*** Information supplied Section Begins ***

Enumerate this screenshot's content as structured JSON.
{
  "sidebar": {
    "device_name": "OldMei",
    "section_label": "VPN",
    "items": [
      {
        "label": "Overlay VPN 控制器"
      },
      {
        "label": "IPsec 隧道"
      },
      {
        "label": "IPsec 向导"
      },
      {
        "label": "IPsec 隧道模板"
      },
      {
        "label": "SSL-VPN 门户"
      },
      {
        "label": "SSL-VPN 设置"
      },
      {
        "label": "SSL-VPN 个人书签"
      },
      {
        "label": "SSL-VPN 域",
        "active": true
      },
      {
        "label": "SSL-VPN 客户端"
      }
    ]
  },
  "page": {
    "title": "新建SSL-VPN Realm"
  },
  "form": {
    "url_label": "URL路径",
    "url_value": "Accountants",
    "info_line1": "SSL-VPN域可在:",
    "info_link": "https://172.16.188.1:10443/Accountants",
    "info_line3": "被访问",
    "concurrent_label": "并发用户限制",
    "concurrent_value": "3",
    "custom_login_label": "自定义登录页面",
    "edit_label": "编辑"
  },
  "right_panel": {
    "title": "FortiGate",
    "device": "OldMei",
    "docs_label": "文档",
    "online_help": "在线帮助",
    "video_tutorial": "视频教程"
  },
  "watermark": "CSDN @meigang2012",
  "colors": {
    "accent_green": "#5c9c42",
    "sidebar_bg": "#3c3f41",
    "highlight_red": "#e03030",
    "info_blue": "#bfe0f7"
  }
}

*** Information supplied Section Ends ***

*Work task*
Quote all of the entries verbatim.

*Your response*
Enumerate this screenshot's content as structured JSON.
{
  "sidebar": {
    "device_name": "OldMei",
    "section_label": "VPN",
    "items": [
      {
        "label": "Overlay VPN 控制器"
      },
      {
        "label": "IPsec 隧道"
      },
      {
        "label": "IPsec 向导"
      },
      {
        "label": "IPsec 隧道模板"
      },
      {
        "label": "SSL-VPN 门户"
      },
      {
        "label": "SSL-VPN 设置"
      },
      {
        "label": "SSL-VPN 个人书签"
      },
      {
        "label": "SSL-VPN 域",
        "active": true
      },
      {
        "label": "SSL-VPN 客户端"
      }
    ]
  },
  "page": {
    "title": "新建SSL-VPN Realm"
  },
  "form": {
    "url_label": "URL路径",
    "url_value": "Accountants",
    "info_line1": "SSL-VPN域可在:",
    "info_link": "https://172.16.188.1:10443/Accountants",
    "info_line3": "被访问",
    "concurrent_label": "并发用户限制",
    "concurrent_value": "3",
    "custom_login_label": "自定义登录页面",
    "edit_label": "编辑"
  },
  "right_panel": {
    "title": "FortiGate",
    "device": "OldMei",
    "docs_label": "文档",
    "online_help": "在线帮助",
    "video_tutorial": "视频教程"
  },
  "watermark": "CSDN @meigang2012",
  "colors": {
    "accent_green": "#5c9c42",
    "sidebar_bg": "#3c3f41",
    "highlight_red": "#e03030",
    "info_blue": "#bfe0f7"
  }
}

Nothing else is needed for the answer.